State Court Motion Clerk Pilot Program – Need help with that opinion, judge?

HB 1047 was introduced by Rep. Washburne as a resource for local judges to assist in the preparation of complex motions (think Motions to Dismiss, Motions for Summary Judgment, or other motions considered “complex” by the new statutory definition). Under the program, the Indiana Judicial Center may establish a circuit and superior court motion clerk pilot program. The pilot program would make motion clerks available to circuit and superior court judges to assist with the preparation of orders granting or denying complex motions. A party to an action filed in a county where the pilot program is available may petition a court, when filing a complex motion, to have a motion clerk from the pilot program assist the court in preparing a judicial opinion that explains the reasons for granting or denying the complex motion. Additionally, a judge may request research and drafting assistance from the pilot program to aid in the preparation of a judicial opinion that explains the reasons for granting or denying a complex motion.

Lawsuit Lending – Is it a loan, or isn’t it?

Civil proceeding advance payment transactions (CPAP), more commonly referred to as lawsuit lending, passed this year via HB 1127. This concept has been introduced the last several years to no avail. However, this year Rep. Lehman took a different approach, which resulted in an eventual, last minute, agreement. While the bill states that a CPAP transaction is not a “loan,” in practical terms a third party finance company “loans” money to a plaintiff in anticipation of a favorable settlement in a lawsuit. If the plaintiff does not prevail, there is no requirement to repay the amount given.

The new law, set to take effect on July 1, 2016, states that a CPAP provider may charge, and only charge:

  1. A fee not exceeding an annual rate of 36% of the funded amount.
  2. A servicing charge not exceeding an annual rate of 7% of the funded amount.
  3. A one-time document fee not exceeding:
    1. $250 for a CPAP transaction with a funded amount of less than $5,000.
    2. $500 for a CPAP transaction with a funded amount of at least $5,000.

Provisions in the Uniform Consumer Credit Code (UCCC) concerning the regular schedule of payments and maximum loan term that otherwise apply to supervised loans do not apply to CPAP transactions. The bill also outlines other requirements and prohibited acts regarding contract disclosures and licensure for the CPAP provider and allows for the DFI to adopt rules or policies to implement provisions in the bill.

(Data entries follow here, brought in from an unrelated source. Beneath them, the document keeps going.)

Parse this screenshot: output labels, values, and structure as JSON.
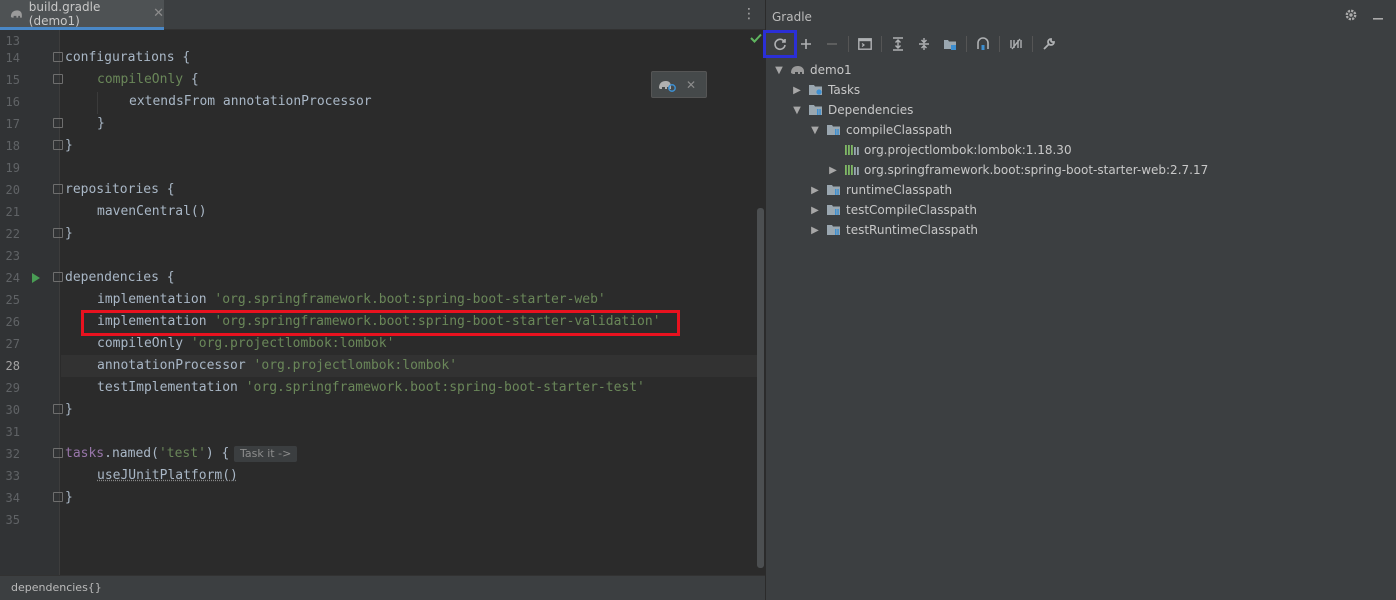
{
  "editor": {
    "tab_label": "build.gradle (demo1)",
    "tab_close": "✕",
    "tab_menu": "⋮",
    "line_numbers": [
      "13",
      "14",
      "15",
      "16",
      "17",
      "18",
      "19",
      "20",
      "21",
      "22",
      "23",
      "24",
      "25",
      "26",
      "27",
      "28",
      "29",
      "30",
      "31",
      "32",
      "33",
      "34",
      "35"
    ],
    "active_line": "28",
    "lines": {
      "l14_kw": "configurations",
      "l14_brace": " {",
      "l15_a": "compileOnly",
      "l15_b": " {",
      "l16": "extendsFrom annotationProcessor",
      "l17": "}",
      "l18": "}",
      "l20_kw": "repositories",
      "l20_b": " {",
      "l21": "mavenCentral()",
      "l22": "}",
      "l24_kw": "dependencies",
      "l24_b": " {",
      "l25_a": "implementation ",
      "l25_b": "'org.springframework.boot:spring-boot-starter-web'",
      "l26_a": "implementation ",
      "l26_b": "'org.springframework.boot:spring-boot-starter-validation'",
      "l27_a": "compileOnly ",
      "l27_b": "'org.projectlombok:lombok'",
      "l28_a": "annotationProcessor ",
      "l28_b": "'org.projectlombok:lombok'",
      "l29_a": "testImplementation ",
      "l29_b": "'org.springframework.boot:spring-boot-starter-test'",
      "l30": "}",
      "l32_a": "tasks",
      "l32_b": ".named(",
      "l32_c": "'test'",
      "l32_d": ") {",
      "l33": "useJUnitPlatform()",
      "l34": "}"
    },
    "inlay_hint": "Task it ->",
    "popup_close": "✕",
    "breadcrumb": "dependencies{}"
  },
  "gradle": {
    "title": "Gradle",
    "tree": {
      "root": "demo1",
      "tasks": "Tasks",
      "dependencies": "Dependencies",
      "compile_classpath": "compileClasspath",
      "lombok": "org.projectlombok:lombok:1.18.30",
      "spring_web": "org.springframework.boot:spring-boot-starter-web:2.7.17",
      "runtime_classpath": "runtimeClasspath",
      "test_compile_classpath": "testCompileClasspath",
      "test_runtime_classpath": "testRuntimeClasspath"
    }
  },
  "colors": {
    "highlight_red": "#e8121f",
    "highlight_blue": "#2b2fd6",
    "keyword": "#cc7832",
    "string": "#6a8759"
  }
}
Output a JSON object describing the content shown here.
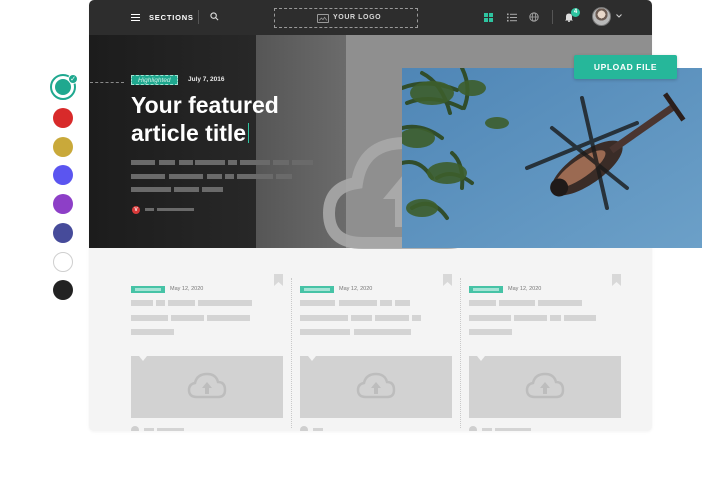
{
  "header": {
    "sections_label": "SECTIONS",
    "logo_text": "YOUR LOGO",
    "notification_count": "4",
    "icons": [
      "menu-icon",
      "search-icon",
      "image-icon",
      "grid-view-icon",
      "list-view-icon",
      "globe-icon",
      "bell-icon",
      "chevron-down-icon"
    ]
  },
  "swatches": {
    "colors": [
      "#1fa88f",
      "#d82a2a",
      "#c9a93a",
      "#5b55f0",
      "#8d3fc7",
      "#464b9a",
      "#ffffff",
      "#222222"
    ],
    "selected_index": 0
  },
  "hero": {
    "tag": "Highlighted",
    "date": "July 7, 2016",
    "title_line1": "Your featured",
    "title_line2": "article title",
    "author_icon": "V"
  },
  "cards": [
    {
      "date": "May 12, 2020"
    },
    {
      "date": "May 12, 2020"
    },
    {
      "date": "May 12, 2020"
    }
  ],
  "upload_button": "UPLOAD FILE",
  "colors": {
    "accent": "#26b79a",
    "topbar": "#2d2d2d",
    "hero_dark": "#1c1c1c",
    "card_placeholder": "#d2d2d2"
  }
}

Medical Malpractice – Your fence is not high enough.

SB 28 was originally introduced as a bill regarding the proper height of nuisance fences. However, after the original medical malpractice bill introduced in the Senate failed to pass, a strip and insert was done, and this bill became the new medical malpractice bill in the second half of session. The bill does the following:

  1. Increases the amount of recoverable damages for injury or death to a patient from the current cap of $1.25 million to $1.65 million in 2017 and to $1.8 million in 2019.
  2. Increases the amount of health care provider liability limits from $250,000 to $400,000 in 2017 and to $500,000 in 2019.
  3. Specifies that claims from the Patient's Compensation Fund must be paid not later than 60 days after the issuance of a court-approved settlement or final non-appealable judgment (and defines a final non-appealable judgment).
  4. Provides that attorney fees may not exceed 32% of the total recovery.
  5. Increases amounts paid to health care provider members and the chairman of the medical review panel.
  6. Adds anesthesiologist assistants to the definition of health care providers for purposes of the law.

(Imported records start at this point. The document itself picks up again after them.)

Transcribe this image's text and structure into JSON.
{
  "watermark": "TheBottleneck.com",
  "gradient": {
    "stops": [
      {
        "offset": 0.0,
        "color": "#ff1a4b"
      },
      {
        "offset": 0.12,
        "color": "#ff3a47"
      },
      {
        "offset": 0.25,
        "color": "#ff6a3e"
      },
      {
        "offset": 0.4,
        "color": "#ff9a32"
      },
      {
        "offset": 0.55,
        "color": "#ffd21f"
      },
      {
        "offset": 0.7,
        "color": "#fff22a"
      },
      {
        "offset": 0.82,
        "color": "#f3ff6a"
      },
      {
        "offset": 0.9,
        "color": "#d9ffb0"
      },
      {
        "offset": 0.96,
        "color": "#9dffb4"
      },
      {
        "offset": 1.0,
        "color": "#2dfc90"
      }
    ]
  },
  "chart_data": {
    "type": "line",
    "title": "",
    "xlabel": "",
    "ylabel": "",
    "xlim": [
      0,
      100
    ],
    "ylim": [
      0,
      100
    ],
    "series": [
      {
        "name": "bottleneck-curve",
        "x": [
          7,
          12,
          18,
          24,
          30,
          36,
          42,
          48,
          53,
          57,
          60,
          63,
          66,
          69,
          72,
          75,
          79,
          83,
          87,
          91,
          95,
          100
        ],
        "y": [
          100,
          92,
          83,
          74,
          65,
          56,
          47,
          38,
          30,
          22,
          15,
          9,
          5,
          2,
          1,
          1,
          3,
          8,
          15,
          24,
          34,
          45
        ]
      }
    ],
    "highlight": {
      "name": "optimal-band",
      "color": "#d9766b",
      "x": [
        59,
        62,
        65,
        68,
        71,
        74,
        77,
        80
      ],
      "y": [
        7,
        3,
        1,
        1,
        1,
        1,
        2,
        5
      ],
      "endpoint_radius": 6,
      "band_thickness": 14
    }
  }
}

Health Information; Telemedicine – Did somebody call a doctor?

HB 1263 sets forth requirements that must be met before a physician, a physician assistant, an advanced practice nurse or an optometrist, with prescriptive authority, may issue a prescription to a patient receiving telemedicine services. The bill details certain drugs and devices that may not be prescribed through the use of telemedicine. It also specifies Indiana jurisdiction for out-of-state providers providing health care services to patients located in Indiana and requires these providers and entities to certify certain information with the Indiana Professional Licensing Agency.

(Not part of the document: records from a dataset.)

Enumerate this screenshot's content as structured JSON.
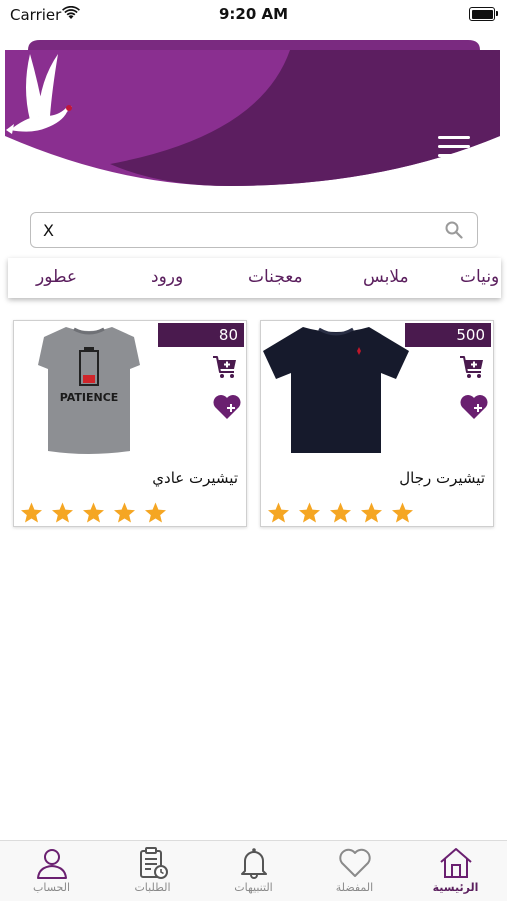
{
  "status_bar": {
    "carrier": "Carrier",
    "time": "9:20 AM"
  },
  "colors": {
    "brand": "#6a2070",
    "brand_dark": "#4a1a4e",
    "star": "#f5a623"
  },
  "header": {
    "menu_icon": "hamburger-menu-icon",
    "logo_icon": "dove-logo-icon"
  },
  "search": {
    "value": "X",
    "icon": "search-icon"
  },
  "categories": [
    "ونيات",
    "ملابس",
    "معجنات",
    "ورود",
    "عطور"
  ],
  "products": [
    {
      "name": "تيشيرت رجال",
      "price": "500",
      "rating": 5,
      "image": "navy-tshirt"
    },
    {
      "name": "تيشيرت عادي",
      "price": "80",
      "rating": 5,
      "image": "grey-patience-tshirt"
    }
  ],
  "tshirt_print": "PATIENCE",
  "tabs": [
    {
      "label": "الرئيسية",
      "icon": "home-icon",
      "active": true
    },
    {
      "label": "المفضلة",
      "icon": "heart-icon",
      "active": false
    },
    {
      "label": "التنبيهات",
      "icon": "bell-icon",
      "active": false
    },
    {
      "label": "الطلبات",
      "icon": "orders-clipboard-icon",
      "active": false
    },
    {
      "label": "الحساب",
      "icon": "user-icon",
      "active": false
    }
  ]
}
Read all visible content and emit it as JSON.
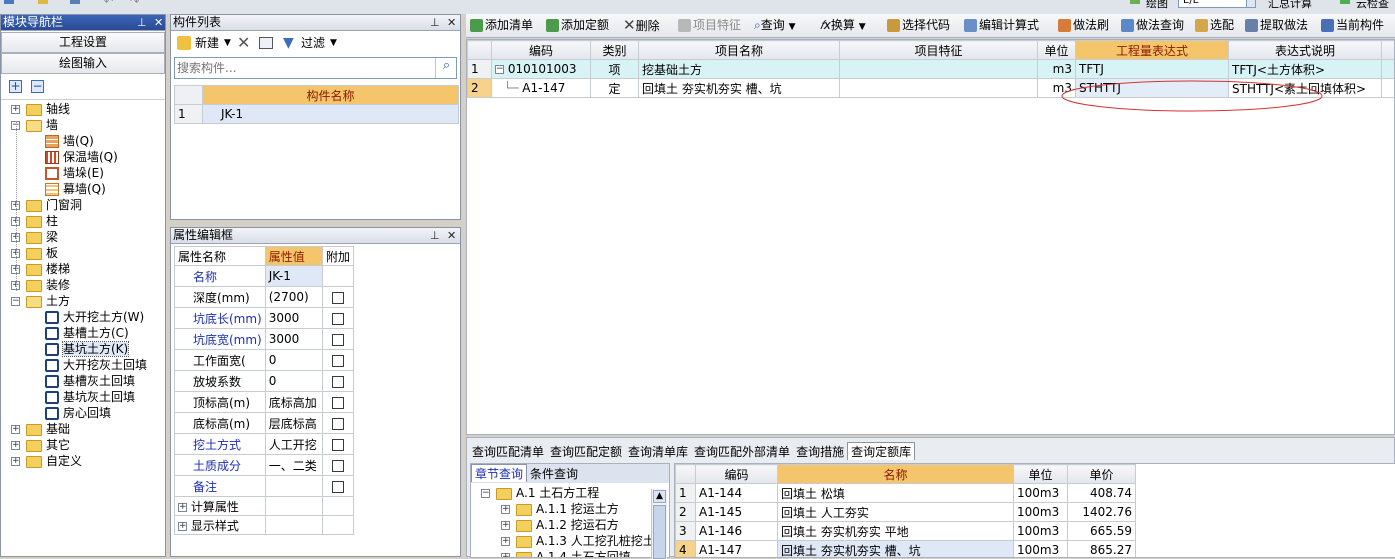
{
  "top_strip": {
    "label1": "绘图",
    "field1": "E/E",
    "label2": "汇总计算",
    "label3": "云检查"
  },
  "nav": {
    "title": "模块导航栏",
    "buttons": [
      "工程设置",
      "绘图输入"
    ],
    "tree": [
      {
        "label": "轴线",
        "level": 0,
        "exp": "+",
        "icon": "folder"
      },
      {
        "label": "墙",
        "level": 0,
        "exp": "-",
        "icon": "folder-open"
      },
      {
        "label": "墙(Q)",
        "level": 1,
        "icon": "wall"
      },
      {
        "label": "保温墙(Q)",
        "level": 1,
        "icon": "ins"
      },
      {
        "label": "墙垛(E)",
        "level": 1,
        "icon": "col"
      },
      {
        "label": "幕墙(Q)",
        "level": 1,
        "icon": "cur"
      },
      {
        "label": "门窗洞",
        "level": 0,
        "exp": "+",
        "icon": "folder"
      },
      {
        "label": "柱",
        "level": 0,
        "exp": "+",
        "icon": "folder"
      },
      {
        "label": "梁",
        "level": 0,
        "exp": "+",
        "icon": "folder"
      },
      {
        "label": "板",
        "level": 0,
        "exp": "+",
        "icon": "folder"
      },
      {
        "label": "楼梯",
        "level": 0,
        "exp": "+",
        "icon": "folder"
      },
      {
        "label": "装修",
        "level": 0,
        "exp": "+",
        "icon": "folder"
      },
      {
        "label": "土方",
        "level": 0,
        "exp": "-",
        "icon": "folder-open"
      },
      {
        "label": "大开挖土方(W)",
        "level": 1,
        "icon": "blue"
      },
      {
        "label": "基槽土方(C)",
        "level": 1,
        "icon": "blue"
      },
      {
        "label": "基坑土方(K)",
        "level": 1,
        "icon": "blue",
        "selected": true
      },
      {
        "label": "大开挖灰土回填",
        "level": 1,
        "icon": "blue"
      },
      {
        "label": "基槽灰土回填",
        "level": 1,
        "icon": "blue"
      },
      {
        "label": "基坑灰土回填",
        "level": 1,
        "icon": "blue"
      },
      {
        "label": "房心回填",
        "level": 1,
        "icon": "blue"
      },
      {
        "label": "基础",
        "level": 0,
        "exp": "+",
        "icon": "folder"
      },
      {
        "label": "其它",
        "level": 0,
        "exp": "+",
        "icon": "folder"
      },
      {
        "label": "自定义",
        "level": 0,
        "exp": "+",
        "icon": "folder"
      }
    ]
  },
  "components": {
    "title": "构件列表",
    "toolbar": {
      "new": "新建",
      "filter": "过滤"
    },
    "search_placeholder": "搜索构件...",
    "col_header": "构件名称",
    "rows": [
      {
        "no": "1",
        "name": "JK-1"
      }
    ]
  },
  "props": {
    "title": "属性编辑框",
    "headers": [
      "属性名称",
      "属性值",
      "附加"
    ],
    "rows": [
      {
        "name": "名称",
        "value": "JK-1",
        "blue": true,
        "check": false
      },
      {
        "name": "深度(mm)",
        "value": "(2700)",
        "blue": false,
        "check": true
      },
      {
        "name": "坑底长(mm)",
        "value": "3000",
        "blue": true,
        "check": true
      },
      {
        "name": "坑底宽(mm)",
        "value": "3000",
        "blue": true,
        "check": true
      },
      {
        "name": "工作面宽(",
        "value": "0",
        "blue": false,
        "check": true
      },
      {
        "name": "放坡系数",
        "value": "0",
        "blue": false,
        "check": true
      },
      {
        "name": "顶标高(m)",
        "value": "底标高加",
        "blue": false,
        "check": true
      },
      {
        "name": "底标高(m)",
        "value": "层底标高",
        "blue": false,
        "check": true
      },
      {
        "name": "挖土方式",
        "value": "人工开挖",
        "blue": true,
        "check": true
      },
      {
        "name": "土质成分",
        "value": "一、二类",
        "blue": true,
        "check": true
      },
      {
        "name": "备注",
        "value": "",
        "blue": true,
        "check": true
      }
    ],
    "groups": [
      "计算属性",
      "显示样式"
    ]
  },
  "right_toolbar": [
    "添加清单",
    "添加定额",
    "删除",
    "项目特征",
    "查询",
    "换算",
    "选择代码",
    "编辑计算式",
    "做法刷",
    "做法查询",
    "选配",
    "提取做法",
    "当前构件"
  ],
  "main_grid": {
    "headers": [
      "编码",
      "类别",
      "项目名称",
      "项目特征",
      "单位",
      "工程量表达式",
      "表达式说明"
    ],
    "rows": [
      {
        "no": "1",
        "code": "010101003",
        "type": "项",
        "name": "挖基础土方",
        "feature": "",
        "unit": "m3",
        "expr": "TFTJ",
        "desc": "TFTJ<土方体积>"
      },
      {
        "no": "2",
        "code": "A1-147",
        "type": "定",
        "name": "回填土 夯实机夯实 槽、坑",
        "feature": "",
        "unit": "m3",
        "expr": "STHTTJ",
        "desc": "STHTTJ<素土回填体积>"
      }
    ]
  },
  "bottom": {
    "tabs": [
      "查询匹配清单",
      "查询匹配定额",
      "查询清单库",
      "查询匹配外部清单",
      "查询措施",
      "查询定额库"
    ],
    "subtabs": [
      "章节查询",
      "条件查询"
    ],
    "tree": [
      {
        "label": "A.1 土石方工程",
        "exp": "-",
        "level": 0
      },
      {
        "label": "A.1.1 挖运土方",
        "exp": "+",
        "level": 1
      },
      {
        "label": "A.1.2 挖运石方",
        "exp": "+",
        "level": 1
      },
      {
        "label": "A.1.3 人工挖孔桩挖土",
        "exp": "+",
        "level": 1
      },
      {
        "label": "A.1.4 土石方回填",
        "exp": "+",
        "level": 1
      }
    ],
    "grid_headers": [
      "编码",
      "名称",
      "单位",
      "单价"
    ],
    "grid_rows": [
      {
        "no": "1",
        "code": "A1-144",
        "name": "回填土 松填",
        "unit": "100m3",
        "price": "408.74"
      },
      {
        "no": "2",
        "code": "A1-145",
        "name": "回填土 人工夯实",
        "unit": "100m3",
        "price": "1402.76"
      },
      {
        "no": "3",
        "code": "A1-146",
        "name": "回填土 夯实机夯实 平地",
        "unit": "100m3",
        "price": "665.59"
      },
      {
        "no": "4",
        "code": "A1-147",
        "name": "回填土 夯实机夯实 槽、坑",
        "unit": "100m3",
        "price": "865.27"
      }
    ]
  }
}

Healthy Indiana Plan (HIP 2.0) – Too hip to be square.

SB 165 was a Gov. Pence agenda item to repeal the prior HIP plan and codify what is currently known as HIP 2.0. The governor’s position is that doing so strengthens the state’s position with the Centers for Medicare and Medicaid Services when the new Medicare waiver is negotiated. Those opposed believe that the codification leaves no wiggle room. The bill also repeals statutes governing the high risk Indiana check-up plan.

A Stop to ISTEP

Due to the catastrophic mess that has become ISTEP, three bills were passed this legislative session addressing the issues. SB 200 (Measuring School and School Corporation Performance) and HB 1003 (Teacher Evaluations) give essentially a one-year exemption for last year’s test scores as they relate to teacher evaluations and school performance. Teachers will still be evaluated on other factors, but 2015 ISTEP won’t be included. The same goes for schools.

HB 1395 puts a stop to the ISTEP exam after 2017 and creates a 23-member panel to make recommendations on Indiana’s assessment choices for the future by year end.